  • Walk Two Moons – my daughter asked me the other day if I had finished it yet #accountability
  • Embedding Formative Assessments
  • Principles to Actions
  • Rethinking Grading (skimmed)

On my to-read shelf:

That’s 13 books I’ve completed, reread or skimmed to review.   I still need to finish those 4!!!

In the summer of 2010, as I began my journey as part of Kentucky’s Leadership Network, I chose the shortest book to read, because “I didn’t like to read” I considered myself a nonreader and I was proud of it (smh).  But I made a decision over the next few years to begin reading more.  And I continue to make that decision, because I believe its imperative to read if I want my learners to read.  Its imperative I continue to learn if I want my learners to learn.  I must model what I wish to see in my students…

I’m pretty proud of all that I’ve read this summer, not being braggy, because it takes effort (reading is not my strong suit), yet I have grown to truly enjoy – it has become my escape.

School Year Goals 16-17 #MTBoSBlaugust Post 6


I have many hopes for this year.  This summer I’ve had some mixed feelings – its year 22, which means, I am likely in my last 6-10 years of my teaching career.  Which means, I don’t have that many more “tries” at getting it right.  Wow.  That makes me a little sad.

But having that realization – I savor moments when I get to talk with former students.  I realize what a privilege I’ve had and I am grateful.

Open house last week was exactly what I needed – to get pumped about having students back with me again.  So many possibilities!

Class / Lesson Closures #1TMCthing as @druinok puts it “Never Skip the Close”

I have focused on questioning for the past several years and intentional effort to utilize reflection / literacy strategies but I feel that I need to mesh those big ideas with closure.
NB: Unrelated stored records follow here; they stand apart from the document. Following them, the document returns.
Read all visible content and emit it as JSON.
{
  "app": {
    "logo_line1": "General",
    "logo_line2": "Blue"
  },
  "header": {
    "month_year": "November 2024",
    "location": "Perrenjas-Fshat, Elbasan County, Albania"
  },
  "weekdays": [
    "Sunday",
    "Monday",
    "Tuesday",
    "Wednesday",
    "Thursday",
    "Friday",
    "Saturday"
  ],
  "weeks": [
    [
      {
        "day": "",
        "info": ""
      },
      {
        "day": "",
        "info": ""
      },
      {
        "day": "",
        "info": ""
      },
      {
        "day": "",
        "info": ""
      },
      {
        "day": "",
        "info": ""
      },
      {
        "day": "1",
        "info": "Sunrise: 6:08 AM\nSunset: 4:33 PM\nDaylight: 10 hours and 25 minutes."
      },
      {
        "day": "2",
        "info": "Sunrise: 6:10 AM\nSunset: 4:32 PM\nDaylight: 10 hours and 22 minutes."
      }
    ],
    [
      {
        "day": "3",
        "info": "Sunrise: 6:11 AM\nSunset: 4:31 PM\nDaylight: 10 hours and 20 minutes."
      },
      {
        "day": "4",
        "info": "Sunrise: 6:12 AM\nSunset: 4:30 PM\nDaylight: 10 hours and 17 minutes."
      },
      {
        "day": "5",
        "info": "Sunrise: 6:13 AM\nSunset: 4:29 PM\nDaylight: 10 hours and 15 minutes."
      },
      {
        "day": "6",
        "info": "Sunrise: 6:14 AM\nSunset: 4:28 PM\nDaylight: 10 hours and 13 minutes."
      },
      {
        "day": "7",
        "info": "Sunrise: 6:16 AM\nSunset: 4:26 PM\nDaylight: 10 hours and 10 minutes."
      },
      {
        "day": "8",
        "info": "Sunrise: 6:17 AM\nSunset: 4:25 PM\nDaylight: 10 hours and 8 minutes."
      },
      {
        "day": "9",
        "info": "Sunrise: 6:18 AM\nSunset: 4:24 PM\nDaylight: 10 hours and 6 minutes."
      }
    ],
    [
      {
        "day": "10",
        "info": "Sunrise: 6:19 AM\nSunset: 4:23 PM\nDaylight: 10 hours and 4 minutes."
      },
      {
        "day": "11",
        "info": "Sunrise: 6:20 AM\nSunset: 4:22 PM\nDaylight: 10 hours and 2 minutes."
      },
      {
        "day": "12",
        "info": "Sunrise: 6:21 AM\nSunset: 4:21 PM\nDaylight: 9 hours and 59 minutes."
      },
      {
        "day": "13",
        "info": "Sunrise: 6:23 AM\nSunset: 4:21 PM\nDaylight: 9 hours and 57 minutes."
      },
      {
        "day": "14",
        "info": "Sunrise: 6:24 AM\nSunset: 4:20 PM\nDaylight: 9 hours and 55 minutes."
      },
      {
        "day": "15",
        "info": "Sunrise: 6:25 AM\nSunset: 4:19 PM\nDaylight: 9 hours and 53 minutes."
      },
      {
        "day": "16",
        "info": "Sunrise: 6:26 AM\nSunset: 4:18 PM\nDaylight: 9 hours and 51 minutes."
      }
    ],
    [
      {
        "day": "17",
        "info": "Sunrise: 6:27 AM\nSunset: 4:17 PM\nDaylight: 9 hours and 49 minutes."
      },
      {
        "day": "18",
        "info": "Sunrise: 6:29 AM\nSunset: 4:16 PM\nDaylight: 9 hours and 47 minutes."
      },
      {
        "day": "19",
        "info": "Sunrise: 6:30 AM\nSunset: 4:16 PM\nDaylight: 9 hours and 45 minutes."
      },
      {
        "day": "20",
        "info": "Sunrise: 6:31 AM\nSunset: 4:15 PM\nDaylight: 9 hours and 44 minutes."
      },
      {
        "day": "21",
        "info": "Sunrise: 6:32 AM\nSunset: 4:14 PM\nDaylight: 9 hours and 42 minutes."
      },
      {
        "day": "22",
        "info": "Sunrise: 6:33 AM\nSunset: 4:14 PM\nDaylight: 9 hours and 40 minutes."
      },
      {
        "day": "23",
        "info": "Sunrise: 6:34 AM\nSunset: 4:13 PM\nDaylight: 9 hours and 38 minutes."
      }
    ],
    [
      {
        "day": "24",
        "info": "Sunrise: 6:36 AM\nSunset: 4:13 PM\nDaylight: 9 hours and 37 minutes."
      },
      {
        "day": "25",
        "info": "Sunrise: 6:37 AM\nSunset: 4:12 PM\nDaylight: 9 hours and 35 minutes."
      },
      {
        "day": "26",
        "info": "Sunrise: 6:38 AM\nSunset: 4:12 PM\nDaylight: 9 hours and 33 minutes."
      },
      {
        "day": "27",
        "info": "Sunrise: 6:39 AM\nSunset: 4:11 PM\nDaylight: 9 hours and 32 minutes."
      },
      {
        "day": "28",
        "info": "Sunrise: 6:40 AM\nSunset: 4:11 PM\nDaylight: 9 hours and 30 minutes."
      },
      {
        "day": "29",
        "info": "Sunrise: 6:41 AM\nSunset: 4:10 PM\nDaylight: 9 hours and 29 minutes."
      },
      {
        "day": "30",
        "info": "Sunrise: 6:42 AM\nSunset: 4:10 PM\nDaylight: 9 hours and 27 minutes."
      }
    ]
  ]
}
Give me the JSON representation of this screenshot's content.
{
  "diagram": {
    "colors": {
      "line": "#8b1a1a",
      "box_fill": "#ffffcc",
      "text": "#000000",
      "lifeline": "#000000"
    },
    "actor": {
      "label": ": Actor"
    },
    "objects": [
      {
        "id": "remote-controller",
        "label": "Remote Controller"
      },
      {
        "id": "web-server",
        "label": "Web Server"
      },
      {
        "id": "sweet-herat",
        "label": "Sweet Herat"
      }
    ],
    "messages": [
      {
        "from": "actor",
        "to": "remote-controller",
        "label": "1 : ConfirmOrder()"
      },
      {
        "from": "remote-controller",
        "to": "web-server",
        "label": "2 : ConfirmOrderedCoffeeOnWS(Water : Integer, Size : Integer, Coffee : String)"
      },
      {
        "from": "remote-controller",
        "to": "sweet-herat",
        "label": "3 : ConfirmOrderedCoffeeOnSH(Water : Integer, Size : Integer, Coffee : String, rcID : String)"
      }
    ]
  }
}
Helping students reflect and wrap it all together, walk away with a concrete something to hold on and refer back to.   I know how to do it, but I fail to wrap up a lesson nicely.  That is my number one focus this year.  Class wrap up and lesson closures.  Listening to Tracy Zager at #TMC16 and the time with David Wees & team in the Contemplate and Calculate morning sessions helped me realized my need but also made it feel doable with some purposeful planning.
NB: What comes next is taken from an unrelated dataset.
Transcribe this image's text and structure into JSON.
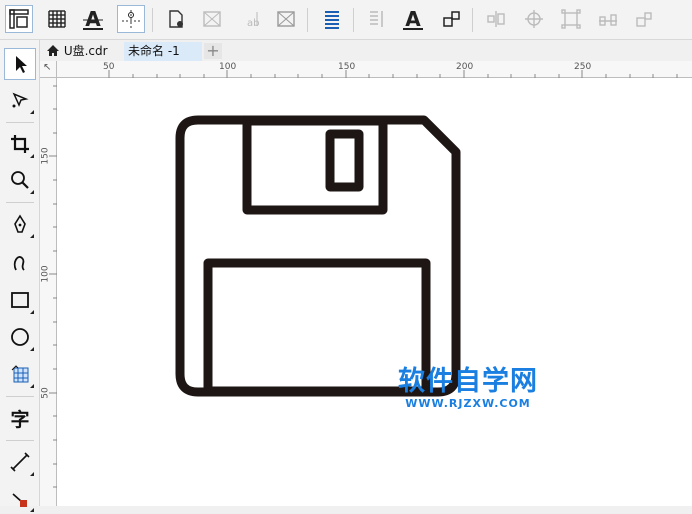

My initial plan is to practice #CthenC from week 1 and embed that routine weekly to really help students become comfortable with it early in the year.  I’ve mentioned this before, but the meta reflection component will allow students to process their thinking, talk and share.  But my role will be to scribe some of their thoughts, but most importantly – to make those connections back to the students’ initial noticings.

I believe that may have been my BIG A-HA moment at TMC16.  I had always struggled finding a good way to make connections for students when implementing Smith & Stein’s Five Practices – but #CthenC provided a structure I feel comfortable with – one I see as attainable – able to successfully guide students in those connections.


On days we are not utilizing #CthenC, I plan to have an alarm set on my fitbit 6 minutes prior to end of each class bell.  This will give me 1 minute to wrap up, refocus students; 4 minutes to reflection/exit slip and 1 minute to allow students to pack up, ready to leave.


Laugh and Enjoy

Why did I go into education?  Because I want students to enjoy seeing patterns, finding structure and using those ideas to make predictions, and do more complex math.  I want them to not dread coming to class.  I want them to experience success.  I want them to see they can do it, believe in themselves and I want to see their smiles when they get it!  That’s my joy.  They smile when they’ve accomplished something difficult.  Last year, I wanted to laugh more and we did, but I plan to continue growing in this area.


High-Five Fridays!

Glenn shared his success with daily high fives and Shelli shared how much it impacted the culture in her classroom.  I did it a few weeks, but then got busy, started focusing on the things that didn’t matter and let it fall to the wayside.


Parent Communication

Again, I begin the year and do well with this.  Friday Five – I called / emailed five parents every Friday.  I make it about 6 weeks, then I begin to fall off the wagon.  Its imperative that I do this.  Its key to open and keep the communication lines open with parents / guardians.  Sadly, when my energy goes south, I let it go because there’s no accountability.  In my opinion, administration   could care less.  They say they want us to do this, yet there has never been follow-up or a conversation about it unless instigated by me.  Even though I am very wrong in letting this go, its easy (wrongfully so) to not follow through.  When noone else is in the building past 3:00 on Friday afternoon (okay, Mrs. Stapp is still there too), its hard to make myself stay and get the task completed.

That makes me sound very unprofessional.  As a parent, I’m disappointed in myself.  But I also know that at some point in the year, I get to a point of self-preservation, I simply cannot do it all.  My intent is to set boundaries, weekly goals and stick with them, even if only a brief communication – I need to be accountable to this.


Daily Self-Reflection / Weekly Blog

Thanks to conversations out of Sara VanDerwerf’s flex session at TMC16, I felt a ping of how important this is.  Even if only a daily 5-8 minute reflection of how the day went or quick post for #180blog.  I want to be accountable to weekly blogging.  Its the first thing to go when I start treadding.  Yet, its the most powerful tool in helping me grow.